Collected data entries
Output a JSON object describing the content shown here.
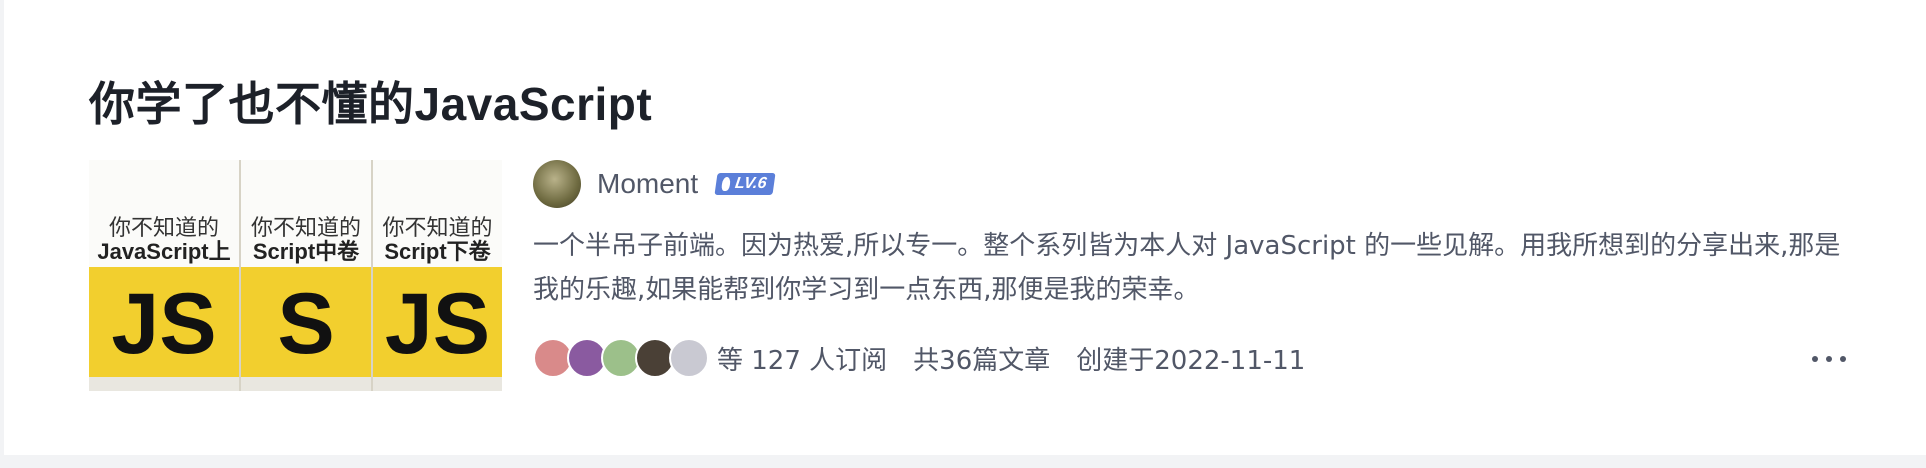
{
  "column": {
    "title": "你学了也不懂的JavaScript",
    "description": "一个半吊子前端。因为热爱,所以专一。整个系列皆为本人对 JavaScript 的一些见解。用我所想到的分享出来,那是我的乐趣,如果能帮到你学习到一点东西,那便是我的荣幸。"
  },
  "cover": {
    "books": [
      {
        "cn": "你不知道的",
        "word": "JavaScript上卷",
        "big": "JS"
      },
      {
        "cn": "你不知道的",
        "word": "Script中卷",
        "big": "S"
      },
      {
        "cn": "你不知道的",
        "word": "Script下卷",
        "big": "JS"
      }
    ]
  },
  "author": {
    "name": "Moment",
    "level": "LV.6"
  },
  "meta": {
    "subscribers_text": "等 127 人订阅",
    "articles_text": "共36篇文章",
    "created_text": "创建于2022-11-11"
  },
  "subscriber_avatars": [
    {
      "color": "#d98a8a"
    },
    {
      "color": "#8a5aa0"
    },
    {
      "color": "#9cc08a"
    },
    {
      "color": "#4a4036"
    },
    {
      "color": "#c9c9d2"
    }
  ],
  "colors": {
    "title": "#1d2129",
    "secondary_text": "#515767",
    "level_badge": "#5b7fd9",
    "background": "#f2f3f5"
  }
}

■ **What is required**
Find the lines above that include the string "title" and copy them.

■ **Completed exercise**
    "title": "你学了也不懂的JavaScript",
    "title": "#1d2129",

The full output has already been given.